THE BROTHERHOOD OF THE WOLF also follows in the footsteps of the latest filmmaking trends to present an historical story with contemporary elements and values. It is a clash which, if taken seriously, is, at the worst, revisionism and, at the least, terribly unconvincing as a storyline. Working past this schizophrenia, the audience audibly strains as it is asked to repeatedly suspend disbelief. Eventually, THE BROTHERHOOD OF THE WOLF collapses under the weight of its own contradictory schisms and absurdities.
Despite the ridiculous storyline and the senseless digital hindrances, THE BROTHERHOOD OF THE WOLF is superbly crafted. It has breathtaking settings, amazing and technically-enhanced fight scenes and a terrific cast, but even these things cannot save this twisted story which eventually distorts the church, the clergy and those associated with Roman Catholicism.
THE BROTHERHOOD OF THE WOLF is filled with images of violence, gore, nudity, Indian spiritualism, and, ultimately, anti-Christian themes. It was far more interesting when it was mythical.

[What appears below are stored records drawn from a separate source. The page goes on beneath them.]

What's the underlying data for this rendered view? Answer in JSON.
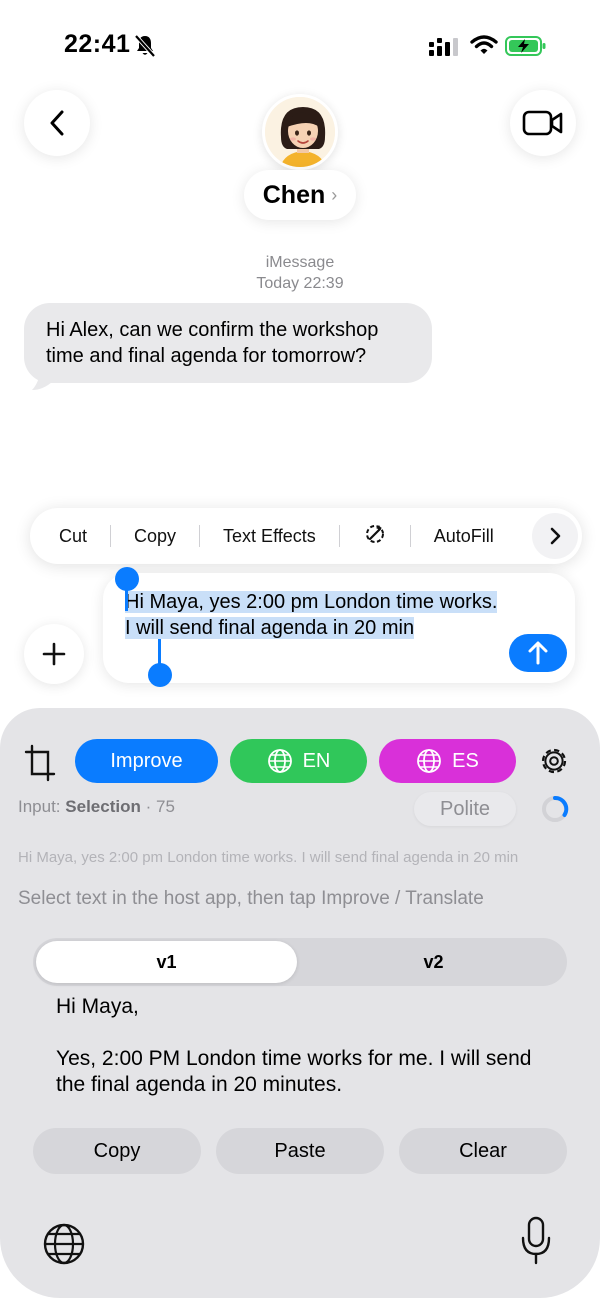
{
  "status_bar": {
    "time": "22:41"
  },
  "header": {
    "contact_name": "Chen"
  },
  "conversation": {
    "service": "iMessage",
    "timestamp": "Today 22:39",
    "incoming_message": "Hi Alex, can we confirm the workshop time and final agenda for tomorrow?"
  },
  "edit_menu": {
    "items": [
      "Cut",
      "Copy",
      "Text Effects",
      "AutoFill"
    ]
  },
  "compose": {
    "text": "Hi Maya, yes 2:00 pm London time works. I will send final agenda in 20 min"
  },
  "keyboard": {
    "improve_label": "Improve",
    "en_label": "EN",
    "es_label": "ES",
    "input_prefix": "Input:",
    "input_source": "Selection",
    "input_count": "· 75",
    "tone": "Polite",
    "preview_text": "Hi Maya, yes 2:00 pm London time works. I will send final agenda in 20 min",
    "hint": "Select text in the host app, then tap Improve / Translate",
    "tabs": [
      "v1",
      "v2"
    ],
    "result_greeting": "Hi Maya,",
    "result_body": "Yes, 2:00 PM London time works for me. I will send the final agenda in 20 minutes.",
    "copy_label": "Copy",
    "paste_label": "Paste",
    "clear_label": "Clear"
  },
  "colors": {
    "accent_blue": "#0a7cff",
    "en_green": "#30c75a",
    "es_magenta": "#d930d9"
  }
}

THE BROTHERHOOD OF THE WOLF is an absurd story blending history, legend, myth, and preposterous plot devices with pagan animal spirits, wolves, and a large creature roaming the countryside. Sadly, the first half of the story is intriguing and thoroughly engaging, but the story quickly devolves into basic elements of vengeance and gore. Despite the ridiculous storyline and other hindrances, THE BROTHERHOOD OF THE WOLF is superbly crafted with breathtaking settings, amazing fight scenes and a terrific cast. Ultimately, however, it is filled with images of violence, gore, nudity, Indian spiritualism, and anti-Christian themes. It was far more interesting when it was mythical